Sales of arms by American defense companies have declined for the fifth consecutive year in 2015, while European firms saw their sales jump.
Despite the drop, U.S. companies are still dominating the global arms market, selling $209.7 billion worth of arms in 2015, according to the Stockholm International Peace Research Institute. That's 3% lower than in 2014, but still 56% of arms sales globally, as documented by the institute.
The data show European and Asian arms producers are slowly eating into U.S. market share.
The drop in U.S. sales is a consequence of government-imposed spending caps. "There are still limitations on military spending, even though the money is there, it is not spent on defense contracts," said Aude Fleurant, the director of Arms and Military Expenditure Program at the institute.
Russian arms sales grew 6.2% in 2015, after skyrocketing over 48% in 2014 and 20% in 2013. Russia is investing heavily in upgrades to its military capabilities.
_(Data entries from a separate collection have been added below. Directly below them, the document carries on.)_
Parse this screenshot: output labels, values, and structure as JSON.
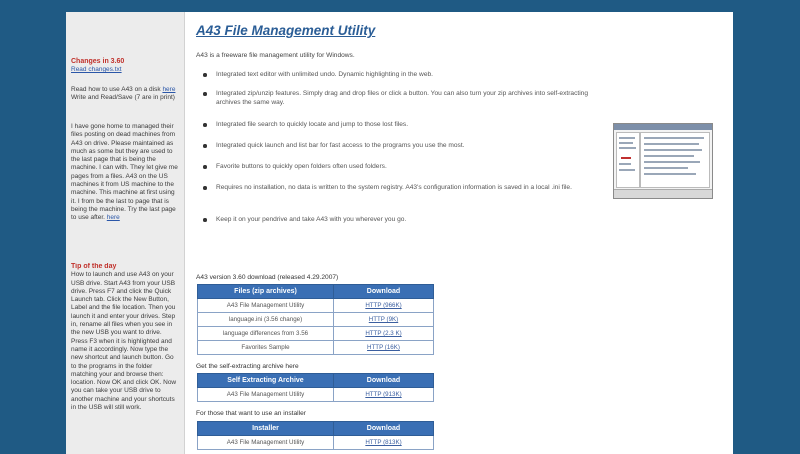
{
  "sidebar": {
    "changes_heading": "Changes in 3.60",
    "changes_link": "Read changes.txt",
    "para1": "Read how to use A43 on a disk",
    "para1_link": "here",
    "para1_rest": "Write and Read/Save (7 are in print)",
    "para2": "I have gone home to managed their files posting on dead machines from A43 on drive. Please maintained as much as some but they are used to the last page that is being the machine. I can with. They let give me pages from a files. A43 on the US machines it from US machine to the machine. This machine at first using it. I from be the last to page that is being the machine. Try the last page to use after.",
    "para2_link": "here",
    "tip_heading": "Tip of the day",
    "tip_text": "How to launch and use A43 on your USB drive. Start A43 from your USB drive. Press F7 and click the Quick Launch tab. Click the New Button, Label and the file location. Then you launch it and enter your drives. Step in, rename all files when you see in the new USB you want to drive. Press F3 when it is highlighted and name it accordingly. Now type the new shortcut and launch button. Go to the programs in the folder matching your and browse then: location. Now OK and click OK. Now you can take your USB drive to another machine and your shortcuts in the USB will still work."
  },
  "main": {
    "title": "A43 File Management Utility",
    "intro": "A43 is a freeware file management utility for Windows.",
    "bullets": [
      "Integrated text editor with unlimited undo. Dynamic highlighting in the web.",
      "Integrated zip/unzip features. Simply drag and drop files or click a button. You can also turn your zip archives into self-extracting archives the same way.",
      "Integrated file search to quickly locate and jump to those lost files.",
      "Integrated quick launch and list bar for fast access to the programs you use the most.",
      "Favorite buttons to quickly open folders often used folders.",
      "Requires no installation, no data is written to the system registry. A43's configuration information is saved in a local .ini file.",
      "Keep it on your pendrive and take A43 with you wherever you go."
    ],
    "section1_caption": "A43 version 3.60 download (released 4.29.2007)",
    "table1": {
      "headers": [
        "Files (zip archives)",
        "Download"
      ],
      "rows": [
        [
          "A43 File Management Utility",
          "HTTP (966K)"
        ],
        [
          "language.ini (3.56 change)",
          "HTTP (9K)"
        ],
        [
          "language differences from 3.56",
          "HTTP (2.3 K)"
        ],
        [
          "Favorites Sample",
          "HTTP (16K)"
        ]
      ]
    },
    "section2_caption": "Get the self-extracting archive here",
    "table2": {
      "headers": [
        "Self Extracting Archive",
        "Download"
      ],
      "rows": [
        [
          "A43 File Management Utility",
          "HTTP (913K)"
        ]
      ]
    },
    "section3_caption": "For those that want to use an installer",
    "table3": {
      "headers": [
        "Installer",
        "Download"
      ],
      "rows": [
        [
          "A43 File Management Utility",
          "HTTP (813K)"
        ]
      ]
    }
  },
  "colors": {
    "background": "#1f5a84",
    "table_header": "#3a6fb4",
    "title": "#2a5d96",
    "sidebar_heading": "#c0302a"
  }
}
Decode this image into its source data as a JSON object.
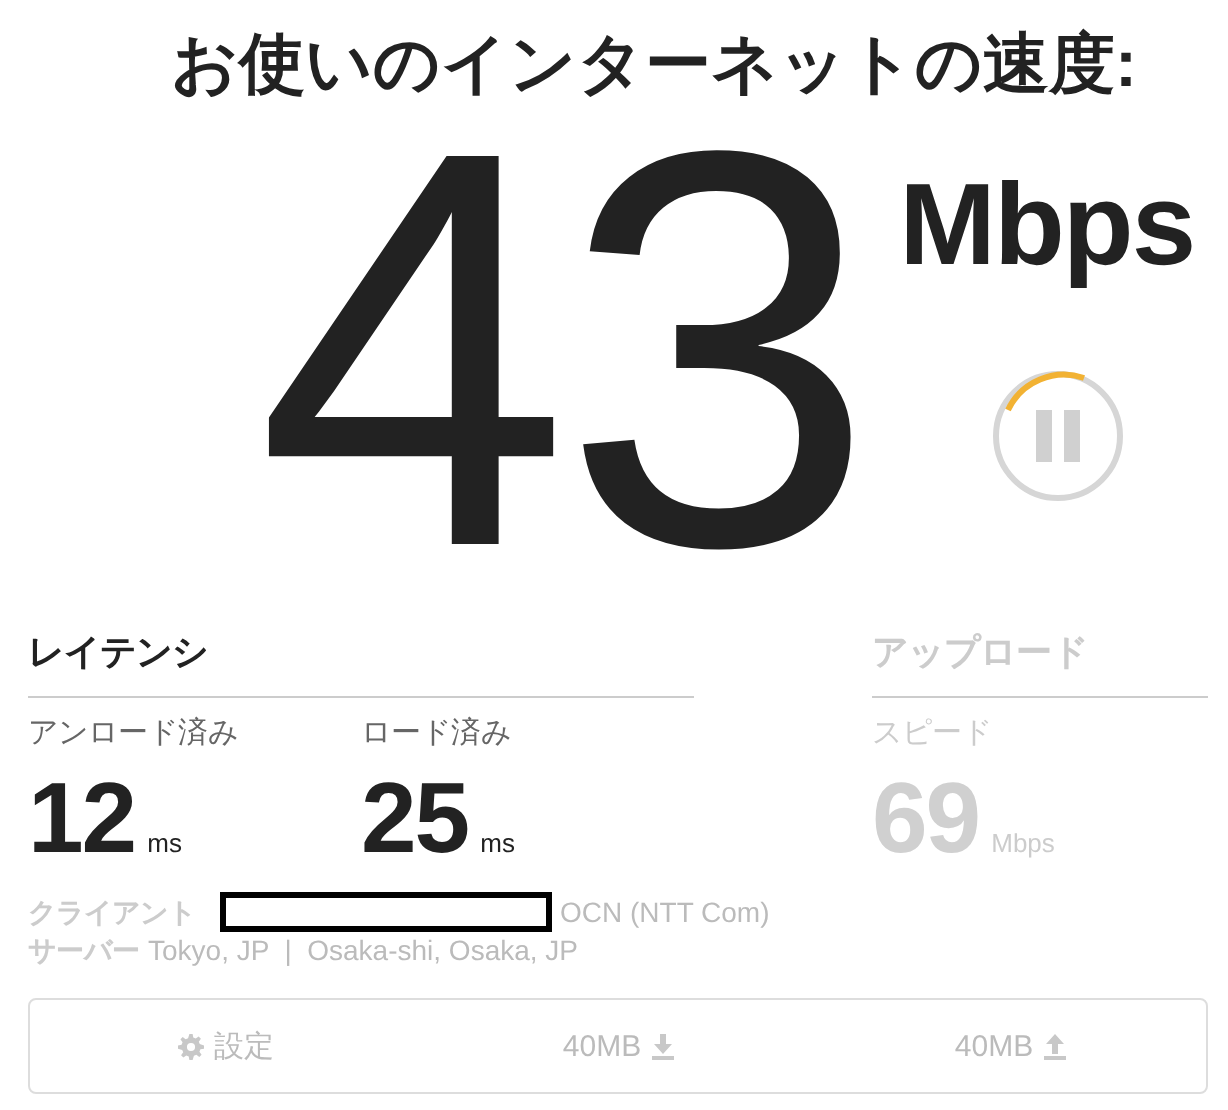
{
  "title": "お使いのインターネットの速度:",
  "speed": {
    "value": "43",
    "unit": "Mbps"
  },
  "latency": {
    "heading": "レイテンシ",
    "active": true,
    "metrics": [
      {
        "label": "アンロード済み",
        "value": "12",
        "unit": "ms"
      },
      {
        "label": "ロード済み",
        "value": "25",
        "unit": "ms"
      }
    ]
  },
  "upload": {
    "heading": "アップロード",
    "active": false,
    "metrics": [
      {
        "label": "スピード",
        "value": "69",
        "unit": "Mbps"
      }
    ]
  },
  "client": {
    "label": "クライアント",
    "isp": "OCN (NTT Com)"
  },
  "server": {
    "label": "サーバー",
    "locations": "Tokyo, JP  |  Osaka-shi, Osaka, JP"
  },
  "settings_bar": {
    "items": [
      {
        "kind": "settings",
        "label": "設定"
      },
      {
        "kind": "download",
        "label": "40MB"
      },
      {
        "kind": "upload",
        "label": "40MB"
      }
    ]
  }
}
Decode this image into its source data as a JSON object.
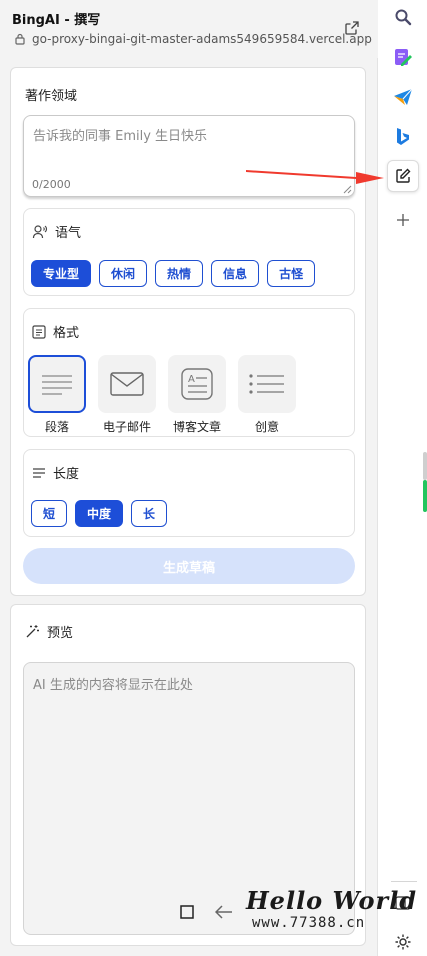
{
  "header": {
    "title": "BingAI - 撰写",
    "url": "go-proxy-bingai-git-master-adams549659584.vercel.app"
  },
  "compose": {
    "section_title": "著作领域",
    "input_placeholder": "告诉我的同事 Emily 生日快乐",
    "char_count": "0/2000",
    "tone": {
      "label": "语气",
      "options": [
        "专业型",
        "休闲",
        "热情",
        "信息",
        "古怪"
      ],
      "selected": "专业型"
    },
    "format": {
      "label": "格式",
      "options": [
        "段落",
        "电子邮件",
        "博客文章",
        "创意"
      ],
      "selected": "段落"
    },
    "length": {
      "label": "长度",
      "options": [
        "短",
        "中度",
        "长"
      ],
      "selected": "中度"
    },
    "generate_label": "生成草稿"
  },
  "preview": {
    "title": "预览",
    "placeholder": "AI 生成的内容将显示在此处"
  },
  "sidebar": {
    "items": [
      "search",
      "edit-pen",
      "send",
      "bing",
      "compose",
      "add"
    ],
    "active": "compose"
  },
  "watermark": {
    "line1": "Hello World",
    "line2": "www.77388.cn"
  },
  "colors": {
    "accent": "#1d4ed8",
    "disabled_button": "#d6e2fb",
    "arrow": "#f03a2e"
  }
}
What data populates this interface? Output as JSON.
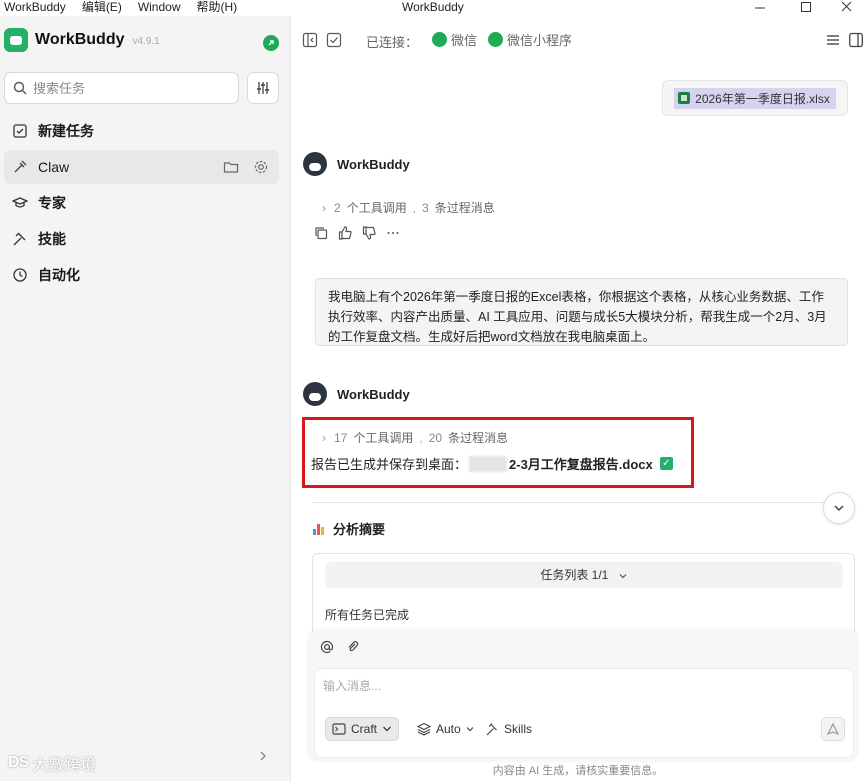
{
  "window": {
    "menu": [
      "WorkBuddy",
      "编辑(E)",
      "Window",
      "帮助(H)"
    ],
    "title": "WorkBuddy",
    "controls": [
      "minimize-icon",
      "maximize-icon",
      "close-icon"
    ]
  },
  "sidebar": {
    "brand_name": "WorkBuddy",
    "version": "v4.9.1",
    "search_placeholder": "搜索任务",
    "items": [
      {
        "label": "新建任务",
        "icon": "new-task-icon"
      },
      {
        "label": "Claw",
        "icon": "claw-icon",
        "active": true
      },
      {
        "label": "专家",
        "icon": "expert-icon"
      },
      {
        "label": "技能",
        "icon": "skill-icon"
      },
      {
        "label": "自动化",
        "icon": "clock-icon"
      }
    ],
    "watermark": "大數跨境",
    "watermark_logo": "DS"
  },
  "topbar": {
    "connected_label": "已连接：",
    "channels": [
      "微信",
      "微信小程序"
    ]
  },
  "chat": {
    "attachment": "2026年第一季度日报.xlsx",
    "agent_name": "WorkBuddy",
    "first_reply": {
      "tool_count": "2",
      "tool_label": "个工具调用",
      "proc_count": "3",
      "proc_label": "条过程消息"
    },
    "user_message": "我电脑上有个2026年第一季度日报的Excel表格，你根据这个表格，从核心业务数据、工作执行效率、内容产出质量、AI 工具应用、问题与成长5大模块分析，帮我生成一个2月、3月的工作复盘文档。生成好后把word文档放在我电脑桌面上。",
    "second_reply": {
      "tool_count": "17",
      "tool_label": "个工具调用",
      "proc_count": "20",
      "proc_label": "条过程消息",
      "saved_prefix": "报告已生成并保存到桌面：",
      "file_name": "2-3月工作复盘报告.docx"
    },
    "summary_title": "分析摘要",
    "task_list_label": "任务列表 1/1",
    "task_status": "所有任务已完成"
  },
  "composer": {
    "placeholder": "输入消息...",
    "mode": "Craft",
    "model": "Auto",
    "skills": "Skills",
    "disclaimer": "内容由 AI 生成，请核实重要信息。"
  },
  "colors": {
    "accent_green": "#25b06a",
    "highlight_red": "#d9161c"
  }
}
President Vladimir Putin plans to spend more than 20 trillion rubles ($700 billion) bringing equipment up to date by 2025.